If your recycling is efficient enough, then the amount of mass being drawn from the ice shield reservoir will only be a fraction of the total amount of ice actually available. Drawing the ice from the rear (near where the engines would probably be) doesn't sacrifice the protection over the rest of the ship overly much, and if necessary, some excess heat can be leaked into the hull to allow the ice to "flow" like a glacier to cover or recover thinned out or damaged spots in the protective shield.

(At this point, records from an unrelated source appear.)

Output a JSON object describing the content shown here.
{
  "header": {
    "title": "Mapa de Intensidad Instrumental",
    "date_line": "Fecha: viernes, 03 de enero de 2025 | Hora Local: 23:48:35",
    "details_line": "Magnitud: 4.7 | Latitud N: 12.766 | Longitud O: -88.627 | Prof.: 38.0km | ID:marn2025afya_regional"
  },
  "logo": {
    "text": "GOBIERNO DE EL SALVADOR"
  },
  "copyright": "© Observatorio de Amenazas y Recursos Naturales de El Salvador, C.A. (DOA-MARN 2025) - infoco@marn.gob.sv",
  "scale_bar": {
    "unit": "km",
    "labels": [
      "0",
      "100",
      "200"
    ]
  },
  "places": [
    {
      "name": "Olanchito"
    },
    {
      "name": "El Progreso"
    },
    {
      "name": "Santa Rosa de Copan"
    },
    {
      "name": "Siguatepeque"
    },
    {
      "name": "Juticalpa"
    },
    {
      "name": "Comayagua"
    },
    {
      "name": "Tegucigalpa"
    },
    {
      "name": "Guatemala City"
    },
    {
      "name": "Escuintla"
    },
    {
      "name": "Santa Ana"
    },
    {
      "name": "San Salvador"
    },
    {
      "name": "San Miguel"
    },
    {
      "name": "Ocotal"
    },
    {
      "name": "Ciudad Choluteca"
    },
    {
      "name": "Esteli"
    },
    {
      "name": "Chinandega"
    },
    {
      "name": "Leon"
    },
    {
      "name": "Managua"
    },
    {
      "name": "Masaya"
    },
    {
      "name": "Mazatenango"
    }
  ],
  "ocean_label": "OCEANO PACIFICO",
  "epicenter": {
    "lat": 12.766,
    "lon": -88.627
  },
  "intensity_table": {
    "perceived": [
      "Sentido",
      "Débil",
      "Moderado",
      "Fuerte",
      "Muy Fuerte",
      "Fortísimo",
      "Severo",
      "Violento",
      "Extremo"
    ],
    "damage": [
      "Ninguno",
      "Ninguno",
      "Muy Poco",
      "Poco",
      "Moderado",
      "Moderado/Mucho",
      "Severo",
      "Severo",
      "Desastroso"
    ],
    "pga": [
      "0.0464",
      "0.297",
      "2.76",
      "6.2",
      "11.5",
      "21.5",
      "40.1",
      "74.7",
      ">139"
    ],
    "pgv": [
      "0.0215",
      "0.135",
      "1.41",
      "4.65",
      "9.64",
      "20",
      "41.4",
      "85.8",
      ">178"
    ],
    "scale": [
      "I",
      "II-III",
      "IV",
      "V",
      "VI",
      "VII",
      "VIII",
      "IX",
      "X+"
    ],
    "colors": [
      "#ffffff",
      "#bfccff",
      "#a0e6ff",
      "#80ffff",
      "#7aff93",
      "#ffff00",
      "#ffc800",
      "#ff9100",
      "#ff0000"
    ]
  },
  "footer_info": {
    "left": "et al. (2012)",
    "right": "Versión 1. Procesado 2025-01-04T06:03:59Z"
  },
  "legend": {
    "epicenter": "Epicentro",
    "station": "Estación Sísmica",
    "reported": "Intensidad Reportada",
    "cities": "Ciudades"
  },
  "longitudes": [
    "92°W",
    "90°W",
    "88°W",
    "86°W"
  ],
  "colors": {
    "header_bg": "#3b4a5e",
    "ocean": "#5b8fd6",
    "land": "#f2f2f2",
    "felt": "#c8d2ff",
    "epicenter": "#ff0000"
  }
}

Over the long term, materials degrade under environmental stress (and therefore in unpredictable ways). They require endless, regular observation and repair. "Intelligent" materials (e.g. impregnated with nanomachines) or structural integrity systems could automate the job of keeping materials in top shape, provided they have ready access to an unlimited supply of repair material, appropriate infrastructure for removing waste, and the ability to completely maintain and/or replicate themselves.

Assuming the ship structure and materials manage zero gas loss when their state is within some margin of ideal that this system is capable of maintaining, you'd be fine. Even if the structure or materials do permit some small loss in their ideal state, this kind of system (especially nanomachine-impregnated materials) could also enable a kind of active reverse-osmosis by consuming energy to repel escaping gases back into the ship.

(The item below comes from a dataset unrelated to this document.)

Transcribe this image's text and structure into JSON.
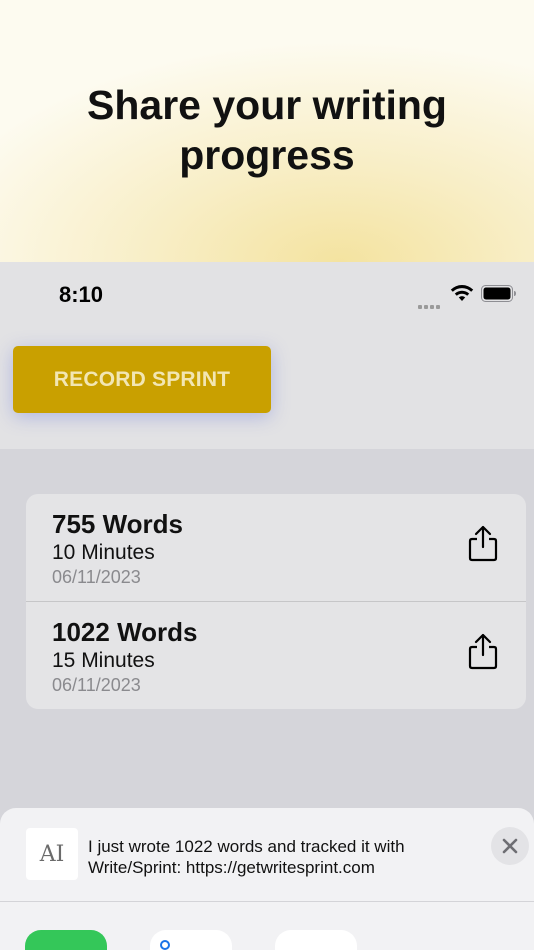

Unfortunately excessive damage would still lead to rapid gas loss before the automated maintenance system could repair it, and given enough time such damage is virtually guaranteed. But as others have suggested, replacing the lost gases would make up for it, and a system that already has the infrastructure and materials to fabricate repairs to containment systems could use its resources to generate lost gases as well.

All of this assuming we're within a few centuries of cost-effective, micro-/nano-scale matter-energy conversion, which is probably the only way to solve all of these problems (maybe even just one of them) with a single system.